November 8, 2012
Urban affairs offers students chance to study in China
Partnership with SCUT provides new opportunities, dual degrees offered
In a move that has been in the works for two years, Cleveland State’s Maxine Goodman Levin College of Urban Affairs has entered a partnership with South China University of Technology (SCUT), which will allow students to study abroad and receive degrees from both universities.
The agreement, signed Oct.9, allows students from Cleveland State to study in China as a way to expose themselves to the Chinese system of doing things and to gain experience working with peers from different parts of the world. There will also be students from SCUT studying at Cleveland State as part of the arrangement.
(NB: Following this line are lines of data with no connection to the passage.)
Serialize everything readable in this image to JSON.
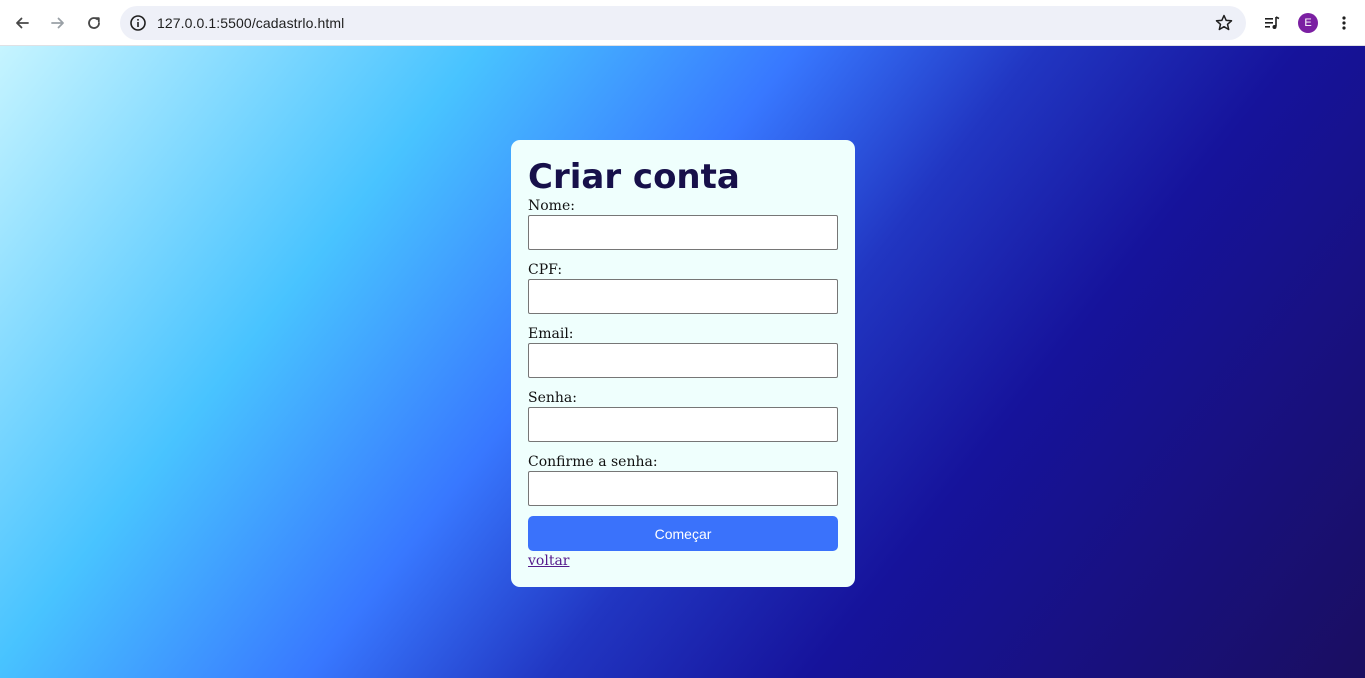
{
  "browser": {
    "url": "127.0.0.1:5500/cadastrlo.html",
    "avatar_letter": "E"
  },
  "form": {
    "title": "Criar conta",
    "fields": [
      {
        "label": "Nome:",
        "value": ""
      },
      {
        "label": "CPF:",
        "value": ""
      },
      {
        "label": "Email:",
        "value": ""
      },
      {
        "label": "Senha:",
        "value": ""
      },
      {
        "label": "Confirme a senha:",
        "value": ""
      }
    ],
    "submit_label": "Começar",
    "back_link": "voltar"
  },
  "colors": {
    "card_background": "#effffd",
    "button": "#3a72fb",
    "title": "#17104a",
    "link_visited": "#551a8b"
  }
}
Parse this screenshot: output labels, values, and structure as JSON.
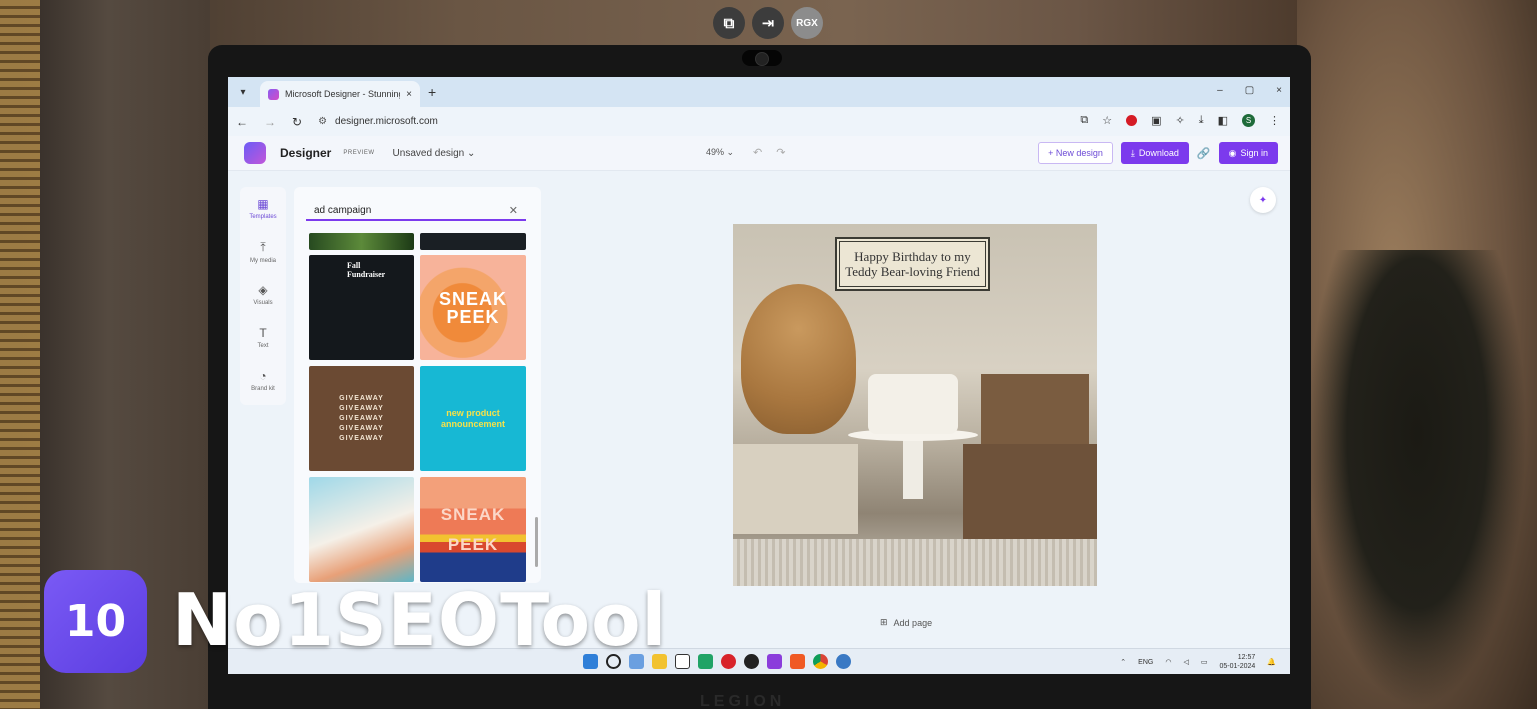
{
  "overlay": {
    "buttons": [
      {
        "icon": "copy-icon"
      },
      {
        "icon": "exit-icon"
      },
      {
        "label": "RGX"
      }
    ]
  },
  "browser": {
    "tab_title": "Microsoft Designer - Stunning",
    "tab_close": "×",
    "new_tab": "+",
    "url": "designer.microsoft.com",
    "profile_initial": "S",
    "window_controls": [
      "–",
      "▢",
      "×"
    ]
  },
  "designer": {
    "app_name": "Designer",
    "badge": "PREVIEW",
    "doc_name": "Unsaved design",
    "zoom": "49%",
    "new_design": "New design",
    "download": "Download",
    "sign_in": "Sign in",
    "rail": [
      {
        "label": "Templates",
        "icon": "templates-icon"
      },
      {
        "label": "My media",
        "icon": "upload-icon"
      },
      {
        "label": "Visuals",
        "icon": "visuals-icon"
      },
      {
        "label": "Text",
        "icon": "text-icon"
      },
      {
        "label": "Brand kit",
        "icon": "brand-kit-icon"
      }
    ],
    "search_value": "ad campaign",
    "templates": [
      {
        "text": "Fall\nFundraiser"
      },
      {
        "text": "SNEAK\nPEEK"
      },
      {
        "text": "GIVEAWAY\nGIVEAWAY\nGIVEAWAY\nGIVEAWAY\nGIVEAWAY"
      },
      {
        "text": "new product\nannouncement"
      },
      {
        "text": ""
      },
      {
        "text": "SNEAK\nPEEK"
      }
    ],
    "canvas_sign_line1": "Happy Birthday to my",
    "canvas_sign_line2": "Teddy Bear-loving Friend",
    "add_page": "Add page"
  },
  "taskbar": {
    "lang": "ENG",
    "time": "12:57",
    "date": "05-01-2024"
  },
  "laptop_brand": "LEGION",
  "watermark": {
    "logo_text": "10",
    "text": "No1SEOTool"
  },
  "colors": {
    "accent": "#7c3aed",
    "taskbar": "#e6edf5"
  }
}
Talks for a partnership began two years ago when Professor Yizhong Zhu was visiting Cleveland State and presented the idea of it working with SCUT.
“She was very insistent that there was a community of interest between us and the school of public administration at SCUT, and toward the end of her stay we were getting more and more requests from Chinese universities to partner so we decided to take a trip,” said Edward Hill, dean of the College of Urban Affairs.
Members of the college travelled to China last December to look at some of the universities offering to participate in a partnership with Cleveland State. It was decided that SCUT was the most progressive and would offer the most benefits to students. A return trip was made in April to finalize the plans for the partnership.
Hill believes it is increasingly important for Cleveland State students, particularly those in urban affairs, to be exposed to the largest country and one of the largest economies in the world.
“Providing access to our students to China was looking to be increasingly important,” Hill explained. “It’s a big and important place, and Guangzhou, which is where SCUT is, was the first Chinese city to liberalize, so they have the freest market system in the country. Guangzhou is also the first Chinese city to go through economic transition, so they believe there is a lot to be learned from Northeast Ohio.”
SCUT is a full university with about 40,000 students and is the 25th ranked university in China. As a result, they report to the Ministry of Education. Though they are primarily a science and engineering school, SCUT reached out to Cleveland State because of the College of Urban Affairs’ No. 2 ranking in U.S. News and World Report.
The option to study in China through this partnership will be open to all undergraduates at Cleveland State once it is approved by the faculty senate, with the hope of beginning in the fall of 2013.
“We’ve gotten a set of courses that are equivalent to our gen-ed courses at Cleveland State approved at Guangzhou, and all of the courses that are approved are taught in English,” Hill said. “So it would be possible for a Cleveland State student to go to the Sino-North American College and get full Cleveland State credit for all of their courses.”
Also as part of the exchange, Cleveland State will be hosting study teams from Guangzhou’s municipal government and Guangdong’s provincial government as part of Cleveland State’s continuing education efforts.
“The idea is that, for the first phase, [students coming here] take the first two years at SCUT and the last two years at Cleveland Sate, and both universities give them degrees because we both accept each other’s credits,” Hill explained.
Cleveland State students travelling to China will be paying the same amount for tuition as they would if they were staying in Cleveland. Students visiting from China will be paying the out-of-state tuition fee. This money will be used to support the program and help establish faculty exchanges, which are expected to be in place by the third year of the partnership.
Photo Courtesy of en.scut.edu.cn